The Sierra Grande erupts from the surrounding dehesas and olive fields with abrupt impressive crags and ancient scree slopes clothed with wild olives, cork oak and junipers. It was the latter that prompted our visit, their berries being an important food source for wintering Ring Ouzels. The distribution of the species as shown in the Spanish Winter Birds Atlas has just a single ten kilometre square marked for Extremadura, close to the border with Andalucia, which is the most important wintering area in Iberia. Juniper is found more commonly in the southern half of Extremadura, on the rocky slopes of these sierras, than in the north. The fieldwork for the Atlas took place between 2007 and 2010. Since then there has been an increase in the number and effort of birders in the southern Extremadura, with a concomitant increase in the number of records of Ring Ouzel. Most of these records may be of birds of passage, but perhaps there are more wintering Ring Ouzels here than we have thought.

At the edge of Hornachos, Fuente de los Cristianos (Martin Kelsey)

We found a track ascending the lower slopes beside the town. High above us the mountain side stippled with juniper drew us on invitingly.  A small valley provided terrain for smallholdings and allotments, a tiny patchwork of olives, figs and oranges. The place was full of birds, numerous Blackcaps and Song Thrushes feasting on berries. Suddenly a larger thrush swept in and landed proudly right on top of a large fig tree. It exuded a sense of the wild. Its long tail was slightly cocked, its slender neck stretched. There was something almost windswept about its chemistry, as if it has brought with it a dose of distant mountain tops. We did not need to see its bold white crescent on its breast. nor the frosted edgings to its wings to know that we had been greeted by a male Ring Ouzel. It stood poised and then dropped into an adjacent tree. Here suddenly it became remarkably concealed. I pointed the camera at where I thought it had plunged and when checking the photos afterwards was amazed to find that two of them actually showed part of this enigmatic bird with its white chest band.

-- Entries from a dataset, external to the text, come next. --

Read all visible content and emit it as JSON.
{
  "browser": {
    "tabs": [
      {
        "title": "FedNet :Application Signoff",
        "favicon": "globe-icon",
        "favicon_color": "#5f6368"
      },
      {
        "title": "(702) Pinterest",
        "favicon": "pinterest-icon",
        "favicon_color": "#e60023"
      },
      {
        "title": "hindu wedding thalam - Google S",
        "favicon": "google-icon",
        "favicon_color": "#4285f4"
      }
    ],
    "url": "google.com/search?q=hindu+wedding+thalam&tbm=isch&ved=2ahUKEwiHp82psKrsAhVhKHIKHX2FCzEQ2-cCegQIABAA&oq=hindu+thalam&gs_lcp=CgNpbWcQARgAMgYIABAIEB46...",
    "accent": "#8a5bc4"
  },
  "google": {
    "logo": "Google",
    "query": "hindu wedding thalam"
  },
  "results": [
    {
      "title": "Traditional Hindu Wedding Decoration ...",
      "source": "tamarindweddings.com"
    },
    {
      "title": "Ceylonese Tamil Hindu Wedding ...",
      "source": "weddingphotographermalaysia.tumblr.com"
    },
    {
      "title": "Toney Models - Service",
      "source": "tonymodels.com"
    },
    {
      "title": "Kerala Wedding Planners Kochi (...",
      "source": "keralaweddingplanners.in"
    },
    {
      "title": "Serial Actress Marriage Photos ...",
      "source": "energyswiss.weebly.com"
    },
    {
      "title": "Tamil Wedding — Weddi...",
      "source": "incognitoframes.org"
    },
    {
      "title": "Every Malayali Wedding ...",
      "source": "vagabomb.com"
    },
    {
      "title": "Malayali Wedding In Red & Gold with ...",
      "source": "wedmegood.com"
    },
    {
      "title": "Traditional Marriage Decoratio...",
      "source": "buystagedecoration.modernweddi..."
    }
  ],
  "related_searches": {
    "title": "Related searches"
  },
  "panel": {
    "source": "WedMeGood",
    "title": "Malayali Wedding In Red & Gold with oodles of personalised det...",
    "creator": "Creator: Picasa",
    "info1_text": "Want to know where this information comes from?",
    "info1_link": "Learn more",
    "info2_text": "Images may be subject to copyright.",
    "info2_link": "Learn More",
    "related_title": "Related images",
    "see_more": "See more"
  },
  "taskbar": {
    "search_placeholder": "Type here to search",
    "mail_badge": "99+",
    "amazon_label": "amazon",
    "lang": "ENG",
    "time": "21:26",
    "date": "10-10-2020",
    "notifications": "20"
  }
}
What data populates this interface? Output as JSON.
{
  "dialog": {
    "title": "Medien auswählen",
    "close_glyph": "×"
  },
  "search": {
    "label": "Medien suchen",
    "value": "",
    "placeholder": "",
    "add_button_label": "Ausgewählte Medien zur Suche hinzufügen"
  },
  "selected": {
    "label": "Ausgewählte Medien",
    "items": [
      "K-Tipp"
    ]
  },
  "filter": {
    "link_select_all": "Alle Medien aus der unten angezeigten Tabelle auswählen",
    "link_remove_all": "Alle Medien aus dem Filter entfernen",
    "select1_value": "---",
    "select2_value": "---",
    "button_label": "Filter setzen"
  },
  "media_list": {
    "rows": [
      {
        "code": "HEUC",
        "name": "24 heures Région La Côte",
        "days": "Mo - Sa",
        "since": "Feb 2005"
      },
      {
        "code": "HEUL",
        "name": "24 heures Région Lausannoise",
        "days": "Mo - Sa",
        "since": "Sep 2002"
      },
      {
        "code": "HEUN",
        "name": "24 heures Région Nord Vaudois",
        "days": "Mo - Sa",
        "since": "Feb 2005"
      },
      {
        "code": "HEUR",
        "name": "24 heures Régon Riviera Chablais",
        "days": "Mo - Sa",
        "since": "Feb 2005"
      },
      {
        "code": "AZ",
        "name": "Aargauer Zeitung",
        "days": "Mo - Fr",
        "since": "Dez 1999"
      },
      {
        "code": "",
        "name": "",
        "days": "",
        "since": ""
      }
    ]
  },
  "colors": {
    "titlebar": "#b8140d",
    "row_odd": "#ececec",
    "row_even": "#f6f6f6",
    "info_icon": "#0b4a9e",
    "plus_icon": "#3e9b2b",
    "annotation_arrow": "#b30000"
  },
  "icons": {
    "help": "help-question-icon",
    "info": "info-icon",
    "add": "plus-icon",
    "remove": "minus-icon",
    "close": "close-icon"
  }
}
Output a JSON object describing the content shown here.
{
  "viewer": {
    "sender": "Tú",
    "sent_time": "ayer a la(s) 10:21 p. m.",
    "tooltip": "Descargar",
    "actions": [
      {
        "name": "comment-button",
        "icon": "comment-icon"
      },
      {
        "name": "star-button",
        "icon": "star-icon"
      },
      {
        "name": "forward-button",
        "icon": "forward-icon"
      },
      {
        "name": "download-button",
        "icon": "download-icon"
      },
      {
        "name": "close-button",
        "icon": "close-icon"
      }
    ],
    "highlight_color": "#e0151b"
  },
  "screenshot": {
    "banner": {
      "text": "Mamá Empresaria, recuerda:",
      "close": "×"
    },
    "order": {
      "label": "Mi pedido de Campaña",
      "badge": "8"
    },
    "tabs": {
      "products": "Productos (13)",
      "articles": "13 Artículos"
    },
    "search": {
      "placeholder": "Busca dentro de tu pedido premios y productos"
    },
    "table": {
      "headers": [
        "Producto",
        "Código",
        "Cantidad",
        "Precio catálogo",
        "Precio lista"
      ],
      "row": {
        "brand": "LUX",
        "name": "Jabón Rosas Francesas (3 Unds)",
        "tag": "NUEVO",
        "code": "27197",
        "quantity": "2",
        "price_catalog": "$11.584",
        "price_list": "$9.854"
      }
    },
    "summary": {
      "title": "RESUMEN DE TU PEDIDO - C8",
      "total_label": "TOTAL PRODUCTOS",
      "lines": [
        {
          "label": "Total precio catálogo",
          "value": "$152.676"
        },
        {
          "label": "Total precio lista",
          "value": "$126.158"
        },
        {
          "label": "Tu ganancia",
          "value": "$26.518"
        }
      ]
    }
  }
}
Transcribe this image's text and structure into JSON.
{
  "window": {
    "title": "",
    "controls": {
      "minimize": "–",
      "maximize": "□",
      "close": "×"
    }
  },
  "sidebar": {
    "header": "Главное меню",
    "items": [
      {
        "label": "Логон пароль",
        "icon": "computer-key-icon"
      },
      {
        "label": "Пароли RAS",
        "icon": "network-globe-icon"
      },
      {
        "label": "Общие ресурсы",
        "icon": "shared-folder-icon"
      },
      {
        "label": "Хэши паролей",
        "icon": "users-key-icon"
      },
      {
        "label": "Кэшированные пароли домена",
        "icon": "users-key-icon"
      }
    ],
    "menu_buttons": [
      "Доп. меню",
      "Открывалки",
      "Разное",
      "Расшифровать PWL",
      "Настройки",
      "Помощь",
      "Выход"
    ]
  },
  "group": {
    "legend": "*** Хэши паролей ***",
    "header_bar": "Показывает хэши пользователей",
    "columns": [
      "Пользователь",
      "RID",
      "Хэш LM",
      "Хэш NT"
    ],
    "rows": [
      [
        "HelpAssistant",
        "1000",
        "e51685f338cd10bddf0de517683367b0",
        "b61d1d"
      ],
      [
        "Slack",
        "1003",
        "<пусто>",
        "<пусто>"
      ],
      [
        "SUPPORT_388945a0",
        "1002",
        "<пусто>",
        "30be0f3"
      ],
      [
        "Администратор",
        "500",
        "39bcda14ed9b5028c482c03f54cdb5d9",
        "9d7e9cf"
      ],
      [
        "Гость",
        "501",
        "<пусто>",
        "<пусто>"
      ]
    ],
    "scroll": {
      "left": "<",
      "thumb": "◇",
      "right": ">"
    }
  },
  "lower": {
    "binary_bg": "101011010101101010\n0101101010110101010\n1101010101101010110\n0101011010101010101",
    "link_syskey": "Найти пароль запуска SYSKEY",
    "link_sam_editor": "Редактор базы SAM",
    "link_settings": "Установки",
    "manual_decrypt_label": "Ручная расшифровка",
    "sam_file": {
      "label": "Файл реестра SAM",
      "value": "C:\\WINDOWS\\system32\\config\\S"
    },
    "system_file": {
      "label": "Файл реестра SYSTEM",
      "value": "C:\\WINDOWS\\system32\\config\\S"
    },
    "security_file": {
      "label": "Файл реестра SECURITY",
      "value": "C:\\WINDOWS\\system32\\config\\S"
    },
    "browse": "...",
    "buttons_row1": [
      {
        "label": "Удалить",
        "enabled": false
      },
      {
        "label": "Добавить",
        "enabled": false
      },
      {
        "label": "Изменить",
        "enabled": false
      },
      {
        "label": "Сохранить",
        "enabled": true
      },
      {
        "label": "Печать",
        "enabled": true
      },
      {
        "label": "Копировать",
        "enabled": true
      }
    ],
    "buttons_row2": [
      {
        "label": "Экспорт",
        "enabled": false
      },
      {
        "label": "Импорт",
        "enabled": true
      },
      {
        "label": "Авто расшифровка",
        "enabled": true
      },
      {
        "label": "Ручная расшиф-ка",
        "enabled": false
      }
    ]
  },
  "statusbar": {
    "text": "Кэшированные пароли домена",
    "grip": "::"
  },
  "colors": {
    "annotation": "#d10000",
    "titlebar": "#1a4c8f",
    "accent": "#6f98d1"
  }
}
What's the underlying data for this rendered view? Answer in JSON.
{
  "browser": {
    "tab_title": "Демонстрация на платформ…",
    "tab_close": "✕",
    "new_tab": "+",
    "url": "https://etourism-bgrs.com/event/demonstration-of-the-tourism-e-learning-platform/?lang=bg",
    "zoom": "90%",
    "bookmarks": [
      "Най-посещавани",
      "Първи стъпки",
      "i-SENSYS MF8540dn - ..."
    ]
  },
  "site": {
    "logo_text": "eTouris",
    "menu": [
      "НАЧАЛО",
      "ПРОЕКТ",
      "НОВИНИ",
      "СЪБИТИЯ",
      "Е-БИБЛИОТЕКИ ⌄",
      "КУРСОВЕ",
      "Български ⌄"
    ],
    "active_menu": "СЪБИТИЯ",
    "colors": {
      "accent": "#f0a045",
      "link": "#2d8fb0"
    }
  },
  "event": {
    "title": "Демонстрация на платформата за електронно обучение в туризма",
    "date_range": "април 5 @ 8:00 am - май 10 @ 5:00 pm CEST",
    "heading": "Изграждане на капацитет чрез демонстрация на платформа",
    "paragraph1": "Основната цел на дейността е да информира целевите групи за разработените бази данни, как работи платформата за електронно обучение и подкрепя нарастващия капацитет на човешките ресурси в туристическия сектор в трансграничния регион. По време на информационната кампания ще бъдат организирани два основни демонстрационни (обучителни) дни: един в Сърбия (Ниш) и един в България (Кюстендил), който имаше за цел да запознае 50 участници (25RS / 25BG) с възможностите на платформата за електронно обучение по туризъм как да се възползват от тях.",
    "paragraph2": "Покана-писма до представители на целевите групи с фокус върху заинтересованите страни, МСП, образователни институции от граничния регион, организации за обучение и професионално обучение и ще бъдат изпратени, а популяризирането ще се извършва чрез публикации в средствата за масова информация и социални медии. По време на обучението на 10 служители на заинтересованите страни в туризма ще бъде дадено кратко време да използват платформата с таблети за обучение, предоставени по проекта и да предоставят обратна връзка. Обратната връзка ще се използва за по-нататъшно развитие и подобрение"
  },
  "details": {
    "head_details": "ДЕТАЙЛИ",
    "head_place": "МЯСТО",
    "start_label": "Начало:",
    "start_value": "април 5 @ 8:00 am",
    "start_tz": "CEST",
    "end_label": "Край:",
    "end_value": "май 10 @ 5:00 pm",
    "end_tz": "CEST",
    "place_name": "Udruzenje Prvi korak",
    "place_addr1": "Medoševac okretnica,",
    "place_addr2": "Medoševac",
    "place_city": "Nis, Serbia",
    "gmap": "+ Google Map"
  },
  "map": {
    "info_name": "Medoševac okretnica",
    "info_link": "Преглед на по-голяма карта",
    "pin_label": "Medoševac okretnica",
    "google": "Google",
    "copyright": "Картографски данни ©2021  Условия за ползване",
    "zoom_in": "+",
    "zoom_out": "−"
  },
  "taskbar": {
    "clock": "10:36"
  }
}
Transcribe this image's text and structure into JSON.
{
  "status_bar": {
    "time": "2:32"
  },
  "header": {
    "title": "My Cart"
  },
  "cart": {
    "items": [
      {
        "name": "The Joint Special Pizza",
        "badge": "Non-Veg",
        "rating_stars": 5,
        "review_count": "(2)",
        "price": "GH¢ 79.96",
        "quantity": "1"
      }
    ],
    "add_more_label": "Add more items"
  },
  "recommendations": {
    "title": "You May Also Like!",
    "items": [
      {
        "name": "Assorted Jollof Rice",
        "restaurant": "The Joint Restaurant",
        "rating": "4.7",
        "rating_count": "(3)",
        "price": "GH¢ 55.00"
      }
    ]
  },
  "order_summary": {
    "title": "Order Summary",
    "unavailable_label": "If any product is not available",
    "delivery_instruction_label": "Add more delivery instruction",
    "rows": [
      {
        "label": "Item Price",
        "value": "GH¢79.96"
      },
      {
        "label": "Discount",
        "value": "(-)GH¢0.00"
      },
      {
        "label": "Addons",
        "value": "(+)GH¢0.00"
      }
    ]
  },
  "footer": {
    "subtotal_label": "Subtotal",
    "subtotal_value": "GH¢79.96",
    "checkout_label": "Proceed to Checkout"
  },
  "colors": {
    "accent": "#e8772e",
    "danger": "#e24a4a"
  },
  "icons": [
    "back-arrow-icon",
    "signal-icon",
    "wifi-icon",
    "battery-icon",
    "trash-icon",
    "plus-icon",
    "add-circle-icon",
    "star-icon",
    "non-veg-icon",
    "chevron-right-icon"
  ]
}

Male Ring Ouzel (Martin Kelsey)

Blackbirds too were present, looking stockier and less elegant than the Ring Ouzel, but making it their business to push this intruder away. From the same tree, another bird erupted and, with a powerful direct flight, swooped up to land on an almond tree. It sleekness betrayed its identity: another Ring Ouzel. This was a browner first-winter bird, with scalier underparts but bearing the same pale edgings on the upper part of the closed wing.
Ring Ouzel (Martin Kelsey)

Although we did make a short venture to the edge of the juniper area, where we failed to find any more of our quarry, we spent most of the rest of the morning beside this busy area at the edge of the town. The Ring Ouzels teased us with more short exposures between the foliage and low, long, straight flights, sometimes giving their  cut-off chack calls. An Iberian Grey Shrike perched on a cable over a tumbledown house. There a male Black Wheatear also stood, before flying up the hillslope, its fanned, white-based tail shining like a beacon. A bird too of the wild side of this hidden enclave.

At the edge of Hornachos (Martin Kelsey)